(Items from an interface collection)
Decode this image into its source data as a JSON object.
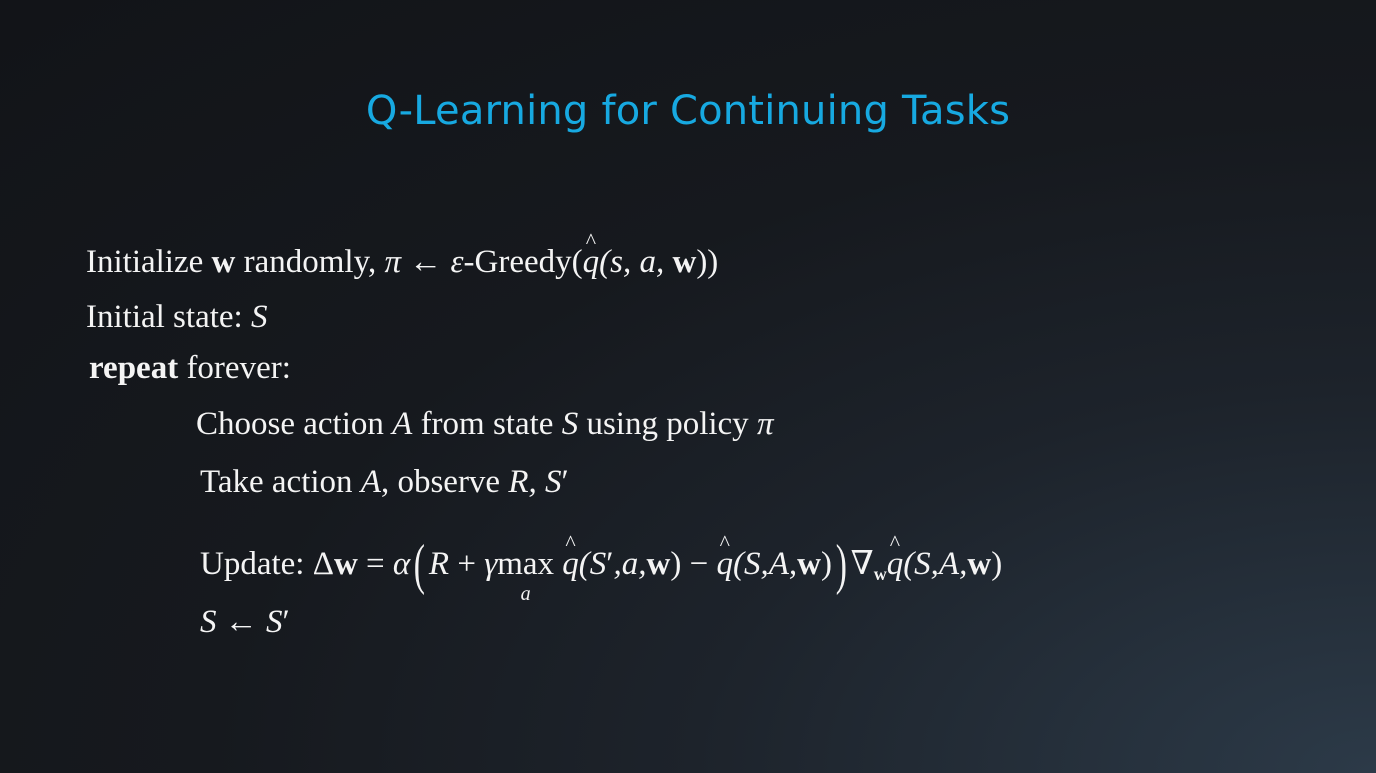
{
  "slide": {
    "title": "Q-Learning for Continuing Tasks"
  },
  "algorithm": {
    "init_line": {
      "t1": "Initialize ",
      "w": "w",
      "t2": " randomly, ",
      "pi": "π",
      "arrow": " ← ",
      "eps": "ε",
      "t3": "-Greedy(",
      "q": "q",
      "args": "(s, a, ",
      "w2": "w",
      "close": "))"
    },
    "state_line": {
      "t1": "Initial state: ",
      "S": "S"
    },
    "repeat_line": {
      "kw": "repeat",
      "t1": " forever:"
    },
    "choose_line": {
      "t1": "Choose action ",
      "A": "A",
      "t2": " from state ",
      "S": "S",
      "t3": " using policy ",
      "pi": "π"
    },
    "take_line": {
      "t1": "Take action ",
      "A": "A",
      "t2": ", observe ",
      "R": "R, S",
      "prime": "′"
    },
    "update_line": {
      "label": "Update: ",
      "delta": "Δ",
      "w": "w",
      "eq": " = ",
      "alpha": "α",
      "lparen": "(",
      "R": "R",
      "plus": " + ",
      "gamma": "γ",
      "max": " max",
      "max_sub": "a",
      "q1": "q",
      "args1a": "(S",
      "prime1": "′",
      "args1b": ",a,",
      "w1": "w",
      "close1": ")",
      "minus": " − ",
      "q2": "q",
      "args2": "(S,A,",
      "w2": "w",
      "close2": ")",
      "rparen": ")",
      "nabla": "∇",
      "nabla_sub": "w",
      "q3": "q",
      "args3": "(S,A,",
      "w3": "w",
      "close3": ")"
    },
    "assign_line": {
      "S": "S",
      "arrow": " ← ",
      "S2": "S",
      "prime": "′"
    }
  }
}
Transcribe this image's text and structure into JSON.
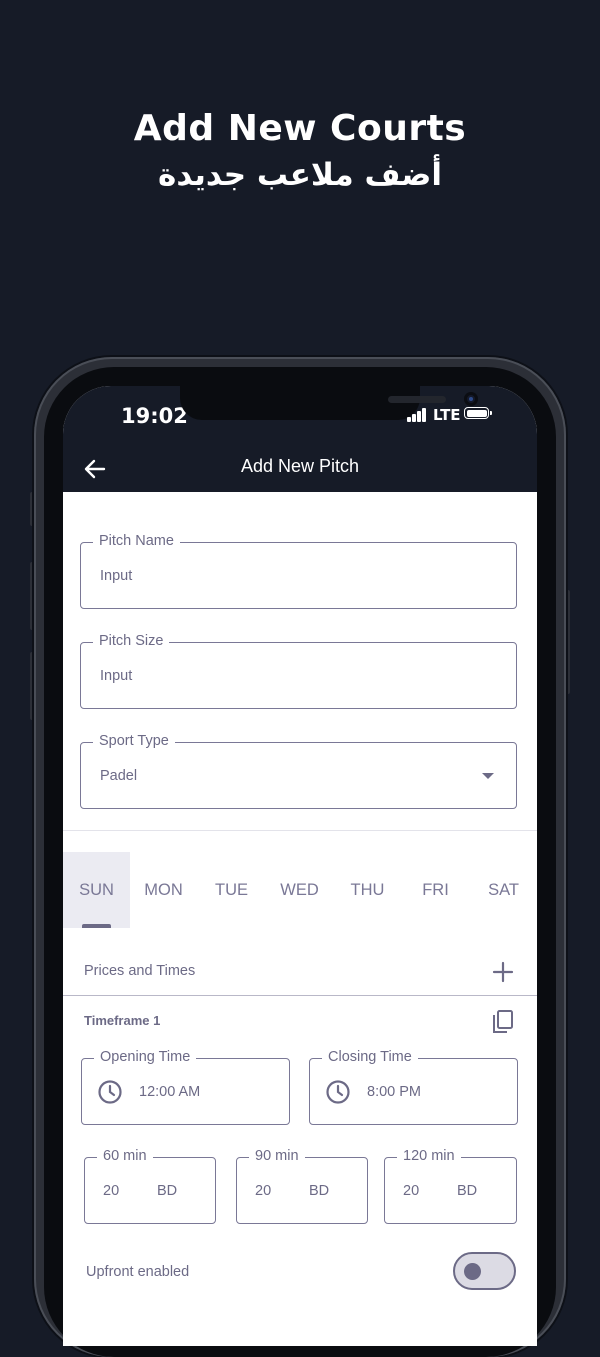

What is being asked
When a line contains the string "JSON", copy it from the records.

Output for this task
Decode this image into its source data as a JSON object.
Transcribe this image's text and structure into JSON.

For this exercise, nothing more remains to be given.